Goodall is an expert on chimpanzees, and she has spent decades studying them in the forests of Africa.
Goodall reminds us that even though we are very close to chimpanzees from an evolutionary standpoint, we are very different because "our hearts and minds are connected".
We know what's right, and we can use our minds to find solutions to do the right thing. Everyone looking at environmental damage feels bad about it. It makes us sad. We're happier seeing a healthier earth. That's our heart speaking.
Then we can use what our heart tells us to think of solutions. It's up to us to choose if we want that to be a positive or a negative impact.

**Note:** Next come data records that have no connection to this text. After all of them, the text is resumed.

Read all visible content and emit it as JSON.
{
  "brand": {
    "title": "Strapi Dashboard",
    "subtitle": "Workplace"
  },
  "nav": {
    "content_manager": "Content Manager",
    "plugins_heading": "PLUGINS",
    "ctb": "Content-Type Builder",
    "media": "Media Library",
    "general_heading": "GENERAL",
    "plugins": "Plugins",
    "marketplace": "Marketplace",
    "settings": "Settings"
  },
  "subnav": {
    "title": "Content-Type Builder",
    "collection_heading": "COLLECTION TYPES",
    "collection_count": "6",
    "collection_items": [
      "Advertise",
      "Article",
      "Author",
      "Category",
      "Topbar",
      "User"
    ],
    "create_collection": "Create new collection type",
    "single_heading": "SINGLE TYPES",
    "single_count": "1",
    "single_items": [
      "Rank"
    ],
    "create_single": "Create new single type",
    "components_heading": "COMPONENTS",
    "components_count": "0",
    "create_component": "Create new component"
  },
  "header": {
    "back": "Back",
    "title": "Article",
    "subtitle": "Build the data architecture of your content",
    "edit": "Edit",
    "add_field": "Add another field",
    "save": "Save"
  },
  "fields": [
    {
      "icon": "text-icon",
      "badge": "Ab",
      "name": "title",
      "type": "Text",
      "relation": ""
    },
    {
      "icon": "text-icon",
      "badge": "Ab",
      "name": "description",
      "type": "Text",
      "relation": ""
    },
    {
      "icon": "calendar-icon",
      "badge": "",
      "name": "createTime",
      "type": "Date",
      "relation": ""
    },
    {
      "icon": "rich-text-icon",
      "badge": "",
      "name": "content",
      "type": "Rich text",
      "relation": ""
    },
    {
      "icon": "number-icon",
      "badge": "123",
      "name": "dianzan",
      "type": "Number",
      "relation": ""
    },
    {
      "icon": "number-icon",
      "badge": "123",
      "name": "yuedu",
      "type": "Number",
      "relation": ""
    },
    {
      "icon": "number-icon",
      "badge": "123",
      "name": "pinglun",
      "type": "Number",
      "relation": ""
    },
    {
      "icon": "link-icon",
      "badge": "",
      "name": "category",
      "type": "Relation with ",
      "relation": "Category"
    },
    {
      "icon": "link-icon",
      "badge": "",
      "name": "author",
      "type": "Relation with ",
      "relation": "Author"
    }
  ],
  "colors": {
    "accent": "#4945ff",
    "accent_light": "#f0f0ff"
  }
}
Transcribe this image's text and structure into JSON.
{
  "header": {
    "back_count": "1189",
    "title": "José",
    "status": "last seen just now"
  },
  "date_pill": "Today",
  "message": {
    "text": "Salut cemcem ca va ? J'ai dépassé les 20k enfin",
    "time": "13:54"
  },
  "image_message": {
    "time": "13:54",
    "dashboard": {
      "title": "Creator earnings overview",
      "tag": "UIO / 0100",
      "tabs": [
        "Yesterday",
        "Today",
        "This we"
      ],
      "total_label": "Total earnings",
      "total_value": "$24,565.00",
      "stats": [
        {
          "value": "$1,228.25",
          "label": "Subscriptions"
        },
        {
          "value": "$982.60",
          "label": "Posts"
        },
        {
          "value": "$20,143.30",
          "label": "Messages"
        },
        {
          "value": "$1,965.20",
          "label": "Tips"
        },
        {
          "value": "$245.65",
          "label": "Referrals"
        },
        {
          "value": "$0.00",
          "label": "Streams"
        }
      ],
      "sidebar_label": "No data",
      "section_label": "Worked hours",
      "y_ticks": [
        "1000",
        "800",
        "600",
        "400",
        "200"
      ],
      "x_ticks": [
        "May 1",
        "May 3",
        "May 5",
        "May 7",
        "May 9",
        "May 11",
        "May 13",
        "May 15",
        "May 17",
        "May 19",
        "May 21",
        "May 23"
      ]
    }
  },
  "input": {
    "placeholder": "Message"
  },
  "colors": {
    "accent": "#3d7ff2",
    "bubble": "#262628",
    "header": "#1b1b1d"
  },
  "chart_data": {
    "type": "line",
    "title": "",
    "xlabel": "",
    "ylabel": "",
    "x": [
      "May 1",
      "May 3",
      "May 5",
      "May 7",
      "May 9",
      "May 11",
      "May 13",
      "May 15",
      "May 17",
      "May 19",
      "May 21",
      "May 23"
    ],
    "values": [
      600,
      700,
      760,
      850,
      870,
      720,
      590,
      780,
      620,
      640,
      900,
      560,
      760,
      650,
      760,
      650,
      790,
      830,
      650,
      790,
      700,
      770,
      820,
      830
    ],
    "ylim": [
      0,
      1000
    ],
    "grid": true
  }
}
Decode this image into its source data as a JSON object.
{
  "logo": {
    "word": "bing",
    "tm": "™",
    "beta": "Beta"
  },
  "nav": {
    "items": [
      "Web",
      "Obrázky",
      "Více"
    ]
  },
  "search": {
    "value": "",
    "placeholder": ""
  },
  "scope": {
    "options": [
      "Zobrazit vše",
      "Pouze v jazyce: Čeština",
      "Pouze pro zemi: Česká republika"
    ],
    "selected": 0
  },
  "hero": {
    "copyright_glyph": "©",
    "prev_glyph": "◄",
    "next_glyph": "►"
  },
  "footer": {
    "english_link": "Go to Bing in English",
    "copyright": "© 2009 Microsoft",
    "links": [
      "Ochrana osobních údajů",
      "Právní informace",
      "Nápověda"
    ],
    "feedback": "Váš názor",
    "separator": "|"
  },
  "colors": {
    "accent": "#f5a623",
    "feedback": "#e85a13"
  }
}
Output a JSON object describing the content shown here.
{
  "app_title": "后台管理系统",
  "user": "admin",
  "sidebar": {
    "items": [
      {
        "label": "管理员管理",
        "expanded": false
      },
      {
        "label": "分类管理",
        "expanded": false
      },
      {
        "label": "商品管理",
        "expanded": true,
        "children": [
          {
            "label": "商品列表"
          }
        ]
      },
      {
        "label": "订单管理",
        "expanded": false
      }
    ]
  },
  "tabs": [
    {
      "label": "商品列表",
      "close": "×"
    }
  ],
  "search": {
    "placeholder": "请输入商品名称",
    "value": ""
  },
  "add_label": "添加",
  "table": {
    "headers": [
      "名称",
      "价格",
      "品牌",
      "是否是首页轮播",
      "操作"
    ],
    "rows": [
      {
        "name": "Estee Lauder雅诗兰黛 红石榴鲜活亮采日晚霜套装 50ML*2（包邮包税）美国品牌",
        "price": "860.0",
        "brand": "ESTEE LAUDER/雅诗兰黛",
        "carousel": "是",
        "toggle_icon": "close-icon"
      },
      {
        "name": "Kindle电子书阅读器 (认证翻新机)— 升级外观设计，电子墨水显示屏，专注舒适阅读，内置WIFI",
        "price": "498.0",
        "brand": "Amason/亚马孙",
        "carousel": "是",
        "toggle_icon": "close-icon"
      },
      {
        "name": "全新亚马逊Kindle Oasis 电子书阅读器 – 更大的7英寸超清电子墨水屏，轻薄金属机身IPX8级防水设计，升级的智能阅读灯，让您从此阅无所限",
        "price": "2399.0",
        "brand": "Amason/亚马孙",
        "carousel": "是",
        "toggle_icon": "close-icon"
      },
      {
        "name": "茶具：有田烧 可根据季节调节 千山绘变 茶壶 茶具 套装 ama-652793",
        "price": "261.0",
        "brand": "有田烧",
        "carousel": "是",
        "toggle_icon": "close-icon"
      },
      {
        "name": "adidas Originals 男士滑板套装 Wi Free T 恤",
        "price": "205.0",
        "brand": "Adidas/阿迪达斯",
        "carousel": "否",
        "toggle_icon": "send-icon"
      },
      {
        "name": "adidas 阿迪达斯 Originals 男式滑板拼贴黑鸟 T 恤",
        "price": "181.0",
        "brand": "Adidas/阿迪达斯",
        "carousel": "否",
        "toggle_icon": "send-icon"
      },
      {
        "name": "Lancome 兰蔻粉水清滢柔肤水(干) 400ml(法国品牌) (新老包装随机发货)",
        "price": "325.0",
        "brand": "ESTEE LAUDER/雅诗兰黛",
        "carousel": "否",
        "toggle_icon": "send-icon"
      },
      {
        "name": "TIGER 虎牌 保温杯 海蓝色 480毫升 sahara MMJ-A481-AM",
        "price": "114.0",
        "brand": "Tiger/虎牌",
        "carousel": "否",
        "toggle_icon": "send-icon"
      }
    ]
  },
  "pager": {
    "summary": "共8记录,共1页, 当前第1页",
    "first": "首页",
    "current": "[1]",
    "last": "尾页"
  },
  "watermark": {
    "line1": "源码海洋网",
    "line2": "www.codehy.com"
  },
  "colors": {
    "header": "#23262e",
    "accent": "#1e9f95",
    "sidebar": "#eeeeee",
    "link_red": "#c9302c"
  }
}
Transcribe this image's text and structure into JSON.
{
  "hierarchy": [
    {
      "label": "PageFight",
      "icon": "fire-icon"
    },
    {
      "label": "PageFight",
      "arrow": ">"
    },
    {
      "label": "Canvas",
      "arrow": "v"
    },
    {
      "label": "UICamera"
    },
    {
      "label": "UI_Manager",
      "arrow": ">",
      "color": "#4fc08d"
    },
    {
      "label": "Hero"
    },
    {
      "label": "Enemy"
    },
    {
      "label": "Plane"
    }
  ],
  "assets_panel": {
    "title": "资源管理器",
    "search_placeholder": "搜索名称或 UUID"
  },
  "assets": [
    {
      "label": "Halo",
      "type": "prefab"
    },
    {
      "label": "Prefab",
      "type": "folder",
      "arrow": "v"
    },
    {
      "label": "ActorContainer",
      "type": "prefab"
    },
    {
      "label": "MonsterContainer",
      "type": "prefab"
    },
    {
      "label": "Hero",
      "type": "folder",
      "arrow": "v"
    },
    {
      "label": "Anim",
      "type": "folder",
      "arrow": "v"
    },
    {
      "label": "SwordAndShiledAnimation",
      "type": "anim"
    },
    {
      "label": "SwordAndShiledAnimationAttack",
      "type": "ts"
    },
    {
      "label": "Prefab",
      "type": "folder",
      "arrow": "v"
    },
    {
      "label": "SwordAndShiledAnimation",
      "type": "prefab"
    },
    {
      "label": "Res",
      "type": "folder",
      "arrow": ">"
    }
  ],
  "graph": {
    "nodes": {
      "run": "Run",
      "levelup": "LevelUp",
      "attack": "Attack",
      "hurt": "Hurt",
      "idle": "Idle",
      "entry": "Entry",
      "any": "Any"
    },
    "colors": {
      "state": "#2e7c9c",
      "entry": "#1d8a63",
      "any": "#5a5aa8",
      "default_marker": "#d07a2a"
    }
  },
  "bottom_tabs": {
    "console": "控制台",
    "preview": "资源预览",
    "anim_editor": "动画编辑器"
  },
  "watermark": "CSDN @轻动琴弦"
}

Goodall said we should focus on the good news about the environment. It's easy to look around us and focus on pollution, the lack of laws protecting animals, the sea and our forests. It's easy to get worried about climate change and see all the damage.
But there are also many encouraging stories. Goodall told us about the Gombe Game Reserve in Tanzania. Years ago she was flying over the reserve in a plane and was shocked to see all the trees had been cut down for cooking fires.
She began teaching the village how to live without cutting down trees, and by using more efficient farming methods.
Since then the forests have begun to grow back, and the animals can venture out of their protected area and into surrounding forests.
It was inspirational to meet Goodall and experience her very positive, hopeful outlook on environmentalism. Who inspires you to make a difference?